READ ALSO: Feijóo is out of Spain’s presidential race: What will Sánchez do now?

Elected four times as Galicia’s leader with an absolute majority, Feijóo had prided himself on being able to contain the resurgence of the far right, with Vox never winning a single seat in the regional parliament.

But despite his moderate image and his desire to turn the PP into a centre-right party, Feijóo quickly realised he couldn’t become premier without Vox.

That alliance cost him support at the ballot box and left him with precious few parliamentary allies.

He also made mistakes in the final week of the campaign, stumbling over pensions in a TV interview and boycotting a televised debate between candidates, leaving the field open to his opponents.

Even so, observers said it was too early to write him off, saying it was likely he would remain at the helm of the party.

“Although it seemed like that on election night — that Feijóo had missed his chance and was going to be ousted from the leadership… I don’t think the PP is going to do that because he still has a chance,” said Oriol Bartomeus, a political scientist at Barcelona’s Autonomous University.

And that second chance could come very soon if Sánchez also fails to pass a vote to be inaugurated as prime minister in the coming weeks, meaning Spain will be forced to hold repeat elections, most likely in January.

Village boy

Born on September 10, 1961, in the village of Os Peares, Feijóo grew up in a working-class family to a father who worked in construction and a mother who ran a grocery shop.

He read law in Santiago de Compostela, hoping to become a judge but became a civil servant in 1985 when his father was suddenly left jobless.

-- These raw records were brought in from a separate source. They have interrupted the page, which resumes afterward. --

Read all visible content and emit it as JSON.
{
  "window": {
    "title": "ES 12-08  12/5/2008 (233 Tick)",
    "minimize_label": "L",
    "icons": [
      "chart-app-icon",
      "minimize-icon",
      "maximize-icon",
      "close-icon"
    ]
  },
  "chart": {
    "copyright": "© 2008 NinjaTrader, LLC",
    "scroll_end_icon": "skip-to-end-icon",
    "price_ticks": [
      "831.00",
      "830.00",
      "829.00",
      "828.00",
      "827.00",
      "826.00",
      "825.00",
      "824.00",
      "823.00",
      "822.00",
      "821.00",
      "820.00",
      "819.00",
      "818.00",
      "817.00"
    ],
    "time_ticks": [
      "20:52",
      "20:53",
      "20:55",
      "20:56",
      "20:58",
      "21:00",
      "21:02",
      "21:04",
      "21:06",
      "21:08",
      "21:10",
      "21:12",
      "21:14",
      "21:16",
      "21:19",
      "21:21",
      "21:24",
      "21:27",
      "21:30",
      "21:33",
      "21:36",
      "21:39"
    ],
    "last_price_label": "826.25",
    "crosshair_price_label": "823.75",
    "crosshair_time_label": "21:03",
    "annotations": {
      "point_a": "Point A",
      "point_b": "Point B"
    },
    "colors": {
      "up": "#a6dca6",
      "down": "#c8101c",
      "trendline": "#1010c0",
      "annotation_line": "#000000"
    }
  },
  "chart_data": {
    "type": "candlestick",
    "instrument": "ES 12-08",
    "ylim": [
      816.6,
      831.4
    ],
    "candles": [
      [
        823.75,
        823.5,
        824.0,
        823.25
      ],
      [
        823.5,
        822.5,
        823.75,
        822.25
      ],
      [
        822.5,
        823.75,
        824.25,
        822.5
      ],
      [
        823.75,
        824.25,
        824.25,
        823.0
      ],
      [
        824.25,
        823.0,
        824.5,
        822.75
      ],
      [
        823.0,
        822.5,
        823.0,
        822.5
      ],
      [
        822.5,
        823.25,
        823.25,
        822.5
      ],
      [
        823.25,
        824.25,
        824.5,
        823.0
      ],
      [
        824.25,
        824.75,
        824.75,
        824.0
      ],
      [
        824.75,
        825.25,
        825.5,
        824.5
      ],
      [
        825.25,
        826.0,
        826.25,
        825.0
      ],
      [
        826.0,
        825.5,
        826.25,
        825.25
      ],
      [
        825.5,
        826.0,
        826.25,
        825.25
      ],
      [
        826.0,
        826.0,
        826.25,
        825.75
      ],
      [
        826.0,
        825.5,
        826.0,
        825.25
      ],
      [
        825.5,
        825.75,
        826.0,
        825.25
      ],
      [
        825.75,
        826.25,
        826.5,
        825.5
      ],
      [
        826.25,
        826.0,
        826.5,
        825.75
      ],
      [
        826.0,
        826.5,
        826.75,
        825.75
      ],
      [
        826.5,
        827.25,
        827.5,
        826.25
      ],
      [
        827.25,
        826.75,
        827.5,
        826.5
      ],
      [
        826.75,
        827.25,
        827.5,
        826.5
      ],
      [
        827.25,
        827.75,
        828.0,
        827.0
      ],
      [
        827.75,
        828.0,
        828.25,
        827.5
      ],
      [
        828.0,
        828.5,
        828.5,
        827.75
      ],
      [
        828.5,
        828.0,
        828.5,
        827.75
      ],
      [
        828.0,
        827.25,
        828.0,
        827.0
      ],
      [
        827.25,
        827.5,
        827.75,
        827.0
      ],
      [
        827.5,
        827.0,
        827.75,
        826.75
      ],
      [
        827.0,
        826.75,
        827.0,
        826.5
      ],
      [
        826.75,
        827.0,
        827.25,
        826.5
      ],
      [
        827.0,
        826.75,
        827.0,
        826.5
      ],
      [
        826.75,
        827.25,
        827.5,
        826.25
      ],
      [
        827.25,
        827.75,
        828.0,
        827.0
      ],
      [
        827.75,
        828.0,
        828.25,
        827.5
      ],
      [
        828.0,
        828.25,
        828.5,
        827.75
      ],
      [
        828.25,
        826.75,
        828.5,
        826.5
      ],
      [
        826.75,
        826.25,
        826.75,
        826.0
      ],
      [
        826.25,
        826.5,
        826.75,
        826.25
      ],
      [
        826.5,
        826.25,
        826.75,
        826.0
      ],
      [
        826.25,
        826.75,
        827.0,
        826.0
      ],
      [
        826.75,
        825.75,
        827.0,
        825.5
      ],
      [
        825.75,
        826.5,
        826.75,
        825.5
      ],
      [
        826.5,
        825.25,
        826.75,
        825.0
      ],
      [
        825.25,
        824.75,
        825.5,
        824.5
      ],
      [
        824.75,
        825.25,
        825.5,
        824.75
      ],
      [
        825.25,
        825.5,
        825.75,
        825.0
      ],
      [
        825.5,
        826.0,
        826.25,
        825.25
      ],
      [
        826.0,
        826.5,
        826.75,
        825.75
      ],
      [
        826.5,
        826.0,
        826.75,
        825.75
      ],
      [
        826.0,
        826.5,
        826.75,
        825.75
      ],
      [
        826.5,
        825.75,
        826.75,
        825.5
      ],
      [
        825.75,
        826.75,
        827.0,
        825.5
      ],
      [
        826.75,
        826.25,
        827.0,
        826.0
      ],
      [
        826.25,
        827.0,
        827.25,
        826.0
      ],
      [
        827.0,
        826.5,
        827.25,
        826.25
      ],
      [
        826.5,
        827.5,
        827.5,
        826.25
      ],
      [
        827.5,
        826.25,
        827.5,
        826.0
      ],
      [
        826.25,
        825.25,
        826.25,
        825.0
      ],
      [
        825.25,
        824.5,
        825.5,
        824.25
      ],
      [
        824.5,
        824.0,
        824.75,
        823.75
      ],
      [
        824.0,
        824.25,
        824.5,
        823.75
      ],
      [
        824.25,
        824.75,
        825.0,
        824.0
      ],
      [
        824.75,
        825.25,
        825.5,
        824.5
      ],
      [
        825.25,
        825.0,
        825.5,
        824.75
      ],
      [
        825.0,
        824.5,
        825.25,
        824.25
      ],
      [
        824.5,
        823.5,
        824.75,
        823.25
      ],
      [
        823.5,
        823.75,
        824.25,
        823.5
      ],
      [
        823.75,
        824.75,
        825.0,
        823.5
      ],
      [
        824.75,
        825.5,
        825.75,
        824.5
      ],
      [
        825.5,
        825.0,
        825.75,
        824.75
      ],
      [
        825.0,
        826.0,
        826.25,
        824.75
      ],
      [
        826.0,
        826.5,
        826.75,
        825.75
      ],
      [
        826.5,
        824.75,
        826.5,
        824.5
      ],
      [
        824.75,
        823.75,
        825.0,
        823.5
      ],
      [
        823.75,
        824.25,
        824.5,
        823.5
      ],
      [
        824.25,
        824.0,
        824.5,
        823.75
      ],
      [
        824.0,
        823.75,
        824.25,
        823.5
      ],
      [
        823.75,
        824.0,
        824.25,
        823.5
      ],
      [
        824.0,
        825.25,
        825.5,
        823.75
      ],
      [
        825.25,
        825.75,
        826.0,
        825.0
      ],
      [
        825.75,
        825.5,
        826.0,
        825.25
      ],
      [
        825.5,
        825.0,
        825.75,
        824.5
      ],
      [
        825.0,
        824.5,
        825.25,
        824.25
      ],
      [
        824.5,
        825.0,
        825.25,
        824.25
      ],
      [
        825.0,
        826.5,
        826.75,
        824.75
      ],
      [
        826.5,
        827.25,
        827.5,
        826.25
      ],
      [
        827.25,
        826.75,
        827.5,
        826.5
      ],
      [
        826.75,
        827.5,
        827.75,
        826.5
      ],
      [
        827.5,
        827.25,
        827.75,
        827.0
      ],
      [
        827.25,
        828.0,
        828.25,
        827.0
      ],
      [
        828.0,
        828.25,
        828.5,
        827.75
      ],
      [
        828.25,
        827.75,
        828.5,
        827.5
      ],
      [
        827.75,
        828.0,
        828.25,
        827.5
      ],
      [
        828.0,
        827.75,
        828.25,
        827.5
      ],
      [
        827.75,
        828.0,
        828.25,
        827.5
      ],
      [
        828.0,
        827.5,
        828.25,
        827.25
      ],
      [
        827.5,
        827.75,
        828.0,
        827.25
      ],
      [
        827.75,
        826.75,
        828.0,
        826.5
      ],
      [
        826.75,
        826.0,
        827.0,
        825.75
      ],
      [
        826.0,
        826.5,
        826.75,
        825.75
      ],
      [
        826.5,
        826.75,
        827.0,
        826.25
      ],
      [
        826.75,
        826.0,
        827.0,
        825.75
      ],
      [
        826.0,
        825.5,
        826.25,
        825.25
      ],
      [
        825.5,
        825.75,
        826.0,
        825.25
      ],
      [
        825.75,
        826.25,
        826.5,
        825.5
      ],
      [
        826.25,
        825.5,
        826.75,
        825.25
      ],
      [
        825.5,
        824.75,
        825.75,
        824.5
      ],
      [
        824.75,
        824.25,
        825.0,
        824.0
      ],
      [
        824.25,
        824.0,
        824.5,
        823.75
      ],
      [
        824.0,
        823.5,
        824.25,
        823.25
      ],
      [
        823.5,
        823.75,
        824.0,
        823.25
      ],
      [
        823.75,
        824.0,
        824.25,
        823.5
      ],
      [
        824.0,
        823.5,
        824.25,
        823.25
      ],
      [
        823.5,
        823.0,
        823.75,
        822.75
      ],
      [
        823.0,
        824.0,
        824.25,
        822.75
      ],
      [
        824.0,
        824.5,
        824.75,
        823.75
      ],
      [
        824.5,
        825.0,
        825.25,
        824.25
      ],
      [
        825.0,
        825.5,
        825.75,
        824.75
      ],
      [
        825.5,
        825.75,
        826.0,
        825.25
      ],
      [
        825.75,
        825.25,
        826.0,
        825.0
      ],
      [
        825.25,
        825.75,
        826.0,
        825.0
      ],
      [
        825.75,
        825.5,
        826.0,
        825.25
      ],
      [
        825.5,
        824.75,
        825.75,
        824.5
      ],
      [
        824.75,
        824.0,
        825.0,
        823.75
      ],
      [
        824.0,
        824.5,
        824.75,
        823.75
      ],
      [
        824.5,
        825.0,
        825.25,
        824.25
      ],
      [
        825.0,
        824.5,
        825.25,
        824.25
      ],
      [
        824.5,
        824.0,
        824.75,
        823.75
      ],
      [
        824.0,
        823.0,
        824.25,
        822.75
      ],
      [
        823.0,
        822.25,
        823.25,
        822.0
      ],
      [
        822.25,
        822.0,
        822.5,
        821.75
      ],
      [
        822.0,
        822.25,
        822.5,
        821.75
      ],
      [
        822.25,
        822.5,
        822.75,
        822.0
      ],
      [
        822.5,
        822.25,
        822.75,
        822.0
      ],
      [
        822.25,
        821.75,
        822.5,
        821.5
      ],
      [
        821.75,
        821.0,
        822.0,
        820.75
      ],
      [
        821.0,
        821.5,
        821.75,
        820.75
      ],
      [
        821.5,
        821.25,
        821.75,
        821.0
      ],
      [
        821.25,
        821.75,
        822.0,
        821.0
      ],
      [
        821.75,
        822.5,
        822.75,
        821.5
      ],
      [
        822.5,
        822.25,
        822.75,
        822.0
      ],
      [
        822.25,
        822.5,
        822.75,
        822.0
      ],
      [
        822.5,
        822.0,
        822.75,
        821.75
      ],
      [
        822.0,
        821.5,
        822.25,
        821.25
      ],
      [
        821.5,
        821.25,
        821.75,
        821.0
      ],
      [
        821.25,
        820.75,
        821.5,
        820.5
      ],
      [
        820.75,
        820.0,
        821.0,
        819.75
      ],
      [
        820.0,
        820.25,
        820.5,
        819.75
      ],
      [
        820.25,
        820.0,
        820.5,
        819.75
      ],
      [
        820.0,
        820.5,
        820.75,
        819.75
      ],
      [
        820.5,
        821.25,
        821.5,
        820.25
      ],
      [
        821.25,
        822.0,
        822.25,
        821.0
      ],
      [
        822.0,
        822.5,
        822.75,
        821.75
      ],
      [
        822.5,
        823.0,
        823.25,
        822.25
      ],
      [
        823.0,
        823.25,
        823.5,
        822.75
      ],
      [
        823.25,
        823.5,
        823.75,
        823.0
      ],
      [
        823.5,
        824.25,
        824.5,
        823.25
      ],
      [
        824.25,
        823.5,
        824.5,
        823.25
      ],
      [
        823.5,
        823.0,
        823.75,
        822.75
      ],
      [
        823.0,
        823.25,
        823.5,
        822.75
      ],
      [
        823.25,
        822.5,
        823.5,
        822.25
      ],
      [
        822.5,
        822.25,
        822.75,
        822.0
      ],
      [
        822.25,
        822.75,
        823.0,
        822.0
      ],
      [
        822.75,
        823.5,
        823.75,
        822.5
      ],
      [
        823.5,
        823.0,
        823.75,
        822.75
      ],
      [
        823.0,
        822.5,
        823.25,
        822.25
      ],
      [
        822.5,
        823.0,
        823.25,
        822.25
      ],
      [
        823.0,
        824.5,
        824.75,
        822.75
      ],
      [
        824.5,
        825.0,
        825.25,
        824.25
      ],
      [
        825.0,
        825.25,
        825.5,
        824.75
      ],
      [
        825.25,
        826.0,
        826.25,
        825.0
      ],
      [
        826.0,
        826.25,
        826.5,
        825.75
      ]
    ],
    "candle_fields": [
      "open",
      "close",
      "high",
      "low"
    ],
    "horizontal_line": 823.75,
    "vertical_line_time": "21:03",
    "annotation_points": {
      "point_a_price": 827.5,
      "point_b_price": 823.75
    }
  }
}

He got his foot on the political ladder in 1991 joining Galicia’s agriculture ministry with a politician who went on to become health minister and took Feijóo with him to Madrid in 1996.

There he ran the Insalud national health service, then headed the Correos postal service before returning to Galicia where in 2006, he became the PP’s regional leader.

Ahead of July’s election, questions resurfaced about his ties with notorious tobacco smuggler and money launderer Marcial Dorado, who was later convicted for drug trafficking.

In 2013, El Pais published photos of the pair of them in the mid-90s on Dorado’s boat and on holiday together.

Feijóo insisted he “knew nothing” about Dorado’s activities but fellow Galician Yolanda Diaz of the radical-left Sumar wondered how he could claim ignorance “when all of Spain knew who he was”.

Despite being fiercely guarded about his private life, Feijóo told El Mundo’s women’s magazine that becoming a father in his mid-50s with his partner Eva Cardenas was the “best gift life has given me”.

And he also admitted that he rings his mum if he’s had “a bad day” — which may well be the case on Friday.